With its strong job prep capacities, the company is able to work efficiently on a large number of orders, at small batch sizes, and hence to achieve very short delivery times. Many customers are companies from within the region. “Being close by is important,” explains Katja Hof. “Sometimes one of our customers, on a construction site, suddenly realizes that an important part is missing. We can make and deliver it on the same day. Flexibility is our great strength.” The extensive raw materials warehouse, with some five hundred different sheet grades in various qualities and formats, makes this possible.
Women in technical vocations
Katja Hof lays great value on furthering women in technical vocations. More than one third of her employees in technical fields and in administration are women. “Women’s advantage is their emotional intelligence and excel- lent team spirit,” says entrepreneur Katja Hof. Good solidarity among the employees — some of whom she has known from the days when she raced around the shop in her pedal cart — is very important to Katja Hof. “I want to create an environment that motivates employees so that they enjoy coming to work.
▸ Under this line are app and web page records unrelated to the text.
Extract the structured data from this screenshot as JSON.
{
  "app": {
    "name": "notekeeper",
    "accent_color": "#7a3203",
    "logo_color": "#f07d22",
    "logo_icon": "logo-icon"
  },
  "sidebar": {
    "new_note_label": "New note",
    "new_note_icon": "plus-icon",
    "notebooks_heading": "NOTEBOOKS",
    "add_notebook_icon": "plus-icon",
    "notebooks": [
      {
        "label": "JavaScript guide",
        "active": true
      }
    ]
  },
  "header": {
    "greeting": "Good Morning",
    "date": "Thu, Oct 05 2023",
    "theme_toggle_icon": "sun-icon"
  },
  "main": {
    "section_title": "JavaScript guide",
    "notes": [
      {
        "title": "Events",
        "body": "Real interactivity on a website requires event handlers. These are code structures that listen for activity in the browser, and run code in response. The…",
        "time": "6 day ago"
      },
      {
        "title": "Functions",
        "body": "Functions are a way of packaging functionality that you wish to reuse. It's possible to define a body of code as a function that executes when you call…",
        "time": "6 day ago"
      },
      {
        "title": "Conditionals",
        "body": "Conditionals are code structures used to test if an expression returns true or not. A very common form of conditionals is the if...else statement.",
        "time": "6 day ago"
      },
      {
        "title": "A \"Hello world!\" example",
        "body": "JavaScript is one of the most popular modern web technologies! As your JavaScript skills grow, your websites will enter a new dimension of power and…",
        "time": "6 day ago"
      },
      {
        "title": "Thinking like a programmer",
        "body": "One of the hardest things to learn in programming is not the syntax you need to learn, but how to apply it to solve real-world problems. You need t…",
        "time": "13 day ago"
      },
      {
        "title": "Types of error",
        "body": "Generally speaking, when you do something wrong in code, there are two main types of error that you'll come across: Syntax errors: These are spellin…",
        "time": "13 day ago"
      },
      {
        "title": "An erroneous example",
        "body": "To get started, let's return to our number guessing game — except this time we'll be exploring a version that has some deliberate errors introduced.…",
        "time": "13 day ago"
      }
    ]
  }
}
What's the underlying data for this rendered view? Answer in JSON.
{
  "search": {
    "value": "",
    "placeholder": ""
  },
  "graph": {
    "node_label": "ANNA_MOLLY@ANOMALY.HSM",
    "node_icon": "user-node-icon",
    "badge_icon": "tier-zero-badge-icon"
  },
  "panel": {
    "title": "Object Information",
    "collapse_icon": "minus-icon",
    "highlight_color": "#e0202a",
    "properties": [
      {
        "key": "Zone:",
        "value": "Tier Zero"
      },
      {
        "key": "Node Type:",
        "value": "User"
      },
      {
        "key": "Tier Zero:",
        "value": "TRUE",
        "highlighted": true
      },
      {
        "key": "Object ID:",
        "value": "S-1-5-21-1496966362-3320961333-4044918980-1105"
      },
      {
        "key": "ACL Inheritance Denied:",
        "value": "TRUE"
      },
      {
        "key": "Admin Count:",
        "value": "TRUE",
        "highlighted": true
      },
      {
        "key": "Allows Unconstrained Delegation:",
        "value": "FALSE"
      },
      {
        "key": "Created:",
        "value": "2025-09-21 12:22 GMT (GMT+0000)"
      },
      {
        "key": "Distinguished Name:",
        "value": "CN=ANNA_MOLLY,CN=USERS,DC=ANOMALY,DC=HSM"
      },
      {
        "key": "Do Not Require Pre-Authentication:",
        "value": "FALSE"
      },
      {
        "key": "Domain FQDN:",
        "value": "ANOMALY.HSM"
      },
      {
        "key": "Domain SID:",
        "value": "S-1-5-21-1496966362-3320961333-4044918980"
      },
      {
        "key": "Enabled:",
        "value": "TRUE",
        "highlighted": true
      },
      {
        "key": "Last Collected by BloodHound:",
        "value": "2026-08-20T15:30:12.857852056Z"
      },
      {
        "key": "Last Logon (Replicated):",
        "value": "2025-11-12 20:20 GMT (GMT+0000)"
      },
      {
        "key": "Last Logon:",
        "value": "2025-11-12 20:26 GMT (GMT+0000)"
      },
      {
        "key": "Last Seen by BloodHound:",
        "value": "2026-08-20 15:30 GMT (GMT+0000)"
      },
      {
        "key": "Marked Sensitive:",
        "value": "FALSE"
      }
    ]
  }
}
We have a flat organizational structure and we’re all on a first name basis.” In daily activities, the employees become fully aware that each and every one of them counts and that no one is just a number. Resolute leadership is nonetheless indispensable.
Marching bravely through the crisis
After she took over the company, Katja Hof remained loyal to the suppliers, kept all her father’s customers, and acquired many new ones through targeted marketing campaigns. She regularly calls on her clients, invites them to regional trade fairs, and encourages them to visit her company.
“Once they’ve seen for themselves what we can do, they frequently place new orders.” Two important success factors are customer acquisition and maintaining personal customer contacts. In the crisis year of 2009 she decided to take the bull by the horns. Revenue dropped by one third. Instead of introducing short-time working, she speeded up delivery times even further. “In that way we were able to achieve satisfactory results for 2009 and retain every member of the staff.”
Franz Hof, the master craftsman who lent his name to the company, had taken over a small sheet metal business from his father. There, ash pans were made for domestic stoves. It was in 1984 that Franz Hof acquired his first machine from TRUMPF. Later he was one of the first in the region to invest in laser technology. Now 78, he still comes into the factory almost daily and helps with the delivery of goods to customers.
Katja Hof greatly values consulting with her invariably optimistic father — a devoted technology enthusiast — and with her husband, Kay-Uwe Zöllner, who joins her in managing the company. The most important decisions on strategy, personnel and investments are made jointly. In the final analysis it’s the positive gut feeling that counts, she says. “If I don’t feel good about something, then I don’t do it. I am a devout believer and that gives me the confidence to make any and every decision.”
Now, Katja Hof has dared to make the largest technology investment in the company’s history: the purchase of a Stopa storage system with a capacity of 800 tons, combined with a TruMatic 7000 punch-laser combination machine. Both were installed in June 2011. “We thought the decision over carefully before we made this investment,” she says. “I’m convinced that this is the road to the future. For service-oriented companies like ours, the crucial thing is to increase productivity with innovative technology and thus to safeguard the company’s future.”
Contact us: MastersofSheetMetal@trumpf.com
This article was first published in summer 2011.